The idea of ethical inspiration also will be worked into as many classes as possible, including those on business. That’s good because we have arrived at a shocking moment where the private sector no longer can be relied upon as an antidote to the sloppiness of government. Everybody knows that management by agencies of the state is riddled with fat and foolish actions based on politics, not economics. What we are just now realizing is that privatizing an enterprise is no guarantee that it will acquire the shape up of an honorable company. The trouble, in too many cases, is executives who pare away not just fat but flesh, sometimes to pay off enormous debt, then lavish whatever is left on themselves, leaving the organization too depleted to serve its customers at the level they deserve.
Is there an ethical issue here? I believe there is. While Rita Kirk of SMU feels encouraged by the public service now required at many high schools and by the commitment to social responsibility made by more and more corporations, still essential aspects, all too often, are missing. For company leaders to plant a few trees and send out checks to worthy causes, even serving on those boards themselves, does not atone for the vast carelessness of some at the core of their operations. Students at SMU would do well to consider these questions:
Is it ethical to loan money to people you know cannot repay it, then sell the paper to someone else, along with the problem you have created?
Is it ethical to set up one group of clients for financial losses, with no warning, so that another client can benefit from their misfortune — all for a hefty fee from the winning investor? This has been done, and the justification was, “Our clients are very sophisticated.” The question, then, is this: Is it OK to cheat people as long as you think they are sophisticated?
Is it ethical to suppress evidence that a product you make may be unsafe?
Is it ethical to scrimp on safety equipment in a fever of cost-cutting?
The St. James Ethics Centre in Australia has proposed an entirely different approach with Sunday-School-like questions such as these: Would I be happy if what I’m doing were on the public record? What would happen if everybody did this?

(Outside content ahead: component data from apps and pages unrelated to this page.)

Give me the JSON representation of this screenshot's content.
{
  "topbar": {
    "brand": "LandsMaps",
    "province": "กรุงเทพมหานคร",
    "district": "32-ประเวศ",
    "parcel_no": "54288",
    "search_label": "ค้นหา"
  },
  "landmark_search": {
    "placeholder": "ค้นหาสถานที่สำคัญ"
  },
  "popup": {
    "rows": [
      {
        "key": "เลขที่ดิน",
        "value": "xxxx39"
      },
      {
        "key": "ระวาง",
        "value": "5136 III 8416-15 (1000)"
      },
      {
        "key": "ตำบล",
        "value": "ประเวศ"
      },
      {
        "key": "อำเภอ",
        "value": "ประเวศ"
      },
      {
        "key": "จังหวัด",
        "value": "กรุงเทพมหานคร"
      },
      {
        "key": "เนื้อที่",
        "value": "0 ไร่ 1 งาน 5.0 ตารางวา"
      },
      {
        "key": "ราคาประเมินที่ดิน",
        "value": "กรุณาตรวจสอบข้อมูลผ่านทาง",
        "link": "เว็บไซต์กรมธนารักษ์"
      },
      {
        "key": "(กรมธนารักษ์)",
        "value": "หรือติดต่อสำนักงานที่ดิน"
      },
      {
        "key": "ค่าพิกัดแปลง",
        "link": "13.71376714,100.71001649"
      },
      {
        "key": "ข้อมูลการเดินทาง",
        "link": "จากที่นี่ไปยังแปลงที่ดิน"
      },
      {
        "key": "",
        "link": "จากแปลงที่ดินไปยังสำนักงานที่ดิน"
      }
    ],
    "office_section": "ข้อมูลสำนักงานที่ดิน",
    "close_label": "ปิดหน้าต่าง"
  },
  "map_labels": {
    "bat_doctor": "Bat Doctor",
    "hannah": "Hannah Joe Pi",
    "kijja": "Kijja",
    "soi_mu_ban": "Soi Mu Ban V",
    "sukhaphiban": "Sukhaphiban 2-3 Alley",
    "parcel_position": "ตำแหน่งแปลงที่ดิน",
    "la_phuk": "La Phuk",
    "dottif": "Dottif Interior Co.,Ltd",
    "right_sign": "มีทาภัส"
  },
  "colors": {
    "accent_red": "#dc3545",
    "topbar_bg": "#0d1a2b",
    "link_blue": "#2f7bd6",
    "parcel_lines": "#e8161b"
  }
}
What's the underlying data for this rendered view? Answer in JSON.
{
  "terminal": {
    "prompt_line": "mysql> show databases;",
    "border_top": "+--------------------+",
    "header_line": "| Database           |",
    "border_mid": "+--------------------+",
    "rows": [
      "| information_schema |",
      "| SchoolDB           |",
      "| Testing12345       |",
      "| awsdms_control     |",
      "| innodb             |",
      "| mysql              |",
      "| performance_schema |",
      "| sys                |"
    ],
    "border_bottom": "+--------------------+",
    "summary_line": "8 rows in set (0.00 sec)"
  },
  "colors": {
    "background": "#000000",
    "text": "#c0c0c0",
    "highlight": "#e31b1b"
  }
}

How would I like it if someone did this to me? Will the proposed course of action bring about a good result?
These are insufficient because too many in business today consider a good result anything that improves profits, no matter how, and that good result is intended to be public, along with the clever means of achieving it. If tough measures are required, and other people are hurt, then the golden rule is irrelevant, because strong business decisions, they insist, cannot be diluted by such soft considerations.
So the work of rehabilitation is more difficult than some might suppose, not because everybody in business is lost — far, far from it– but because the commanding heights of the economy, especially in finance, have been captured, in important instances, by a dangerous form of narcissism. A good place to look for solid businesspeople is among those whose name is over their doors. Their integrity, I frequently have found, is palpable. To study them would be the best way to save a brilliant business culture badly in need of ethical moorings.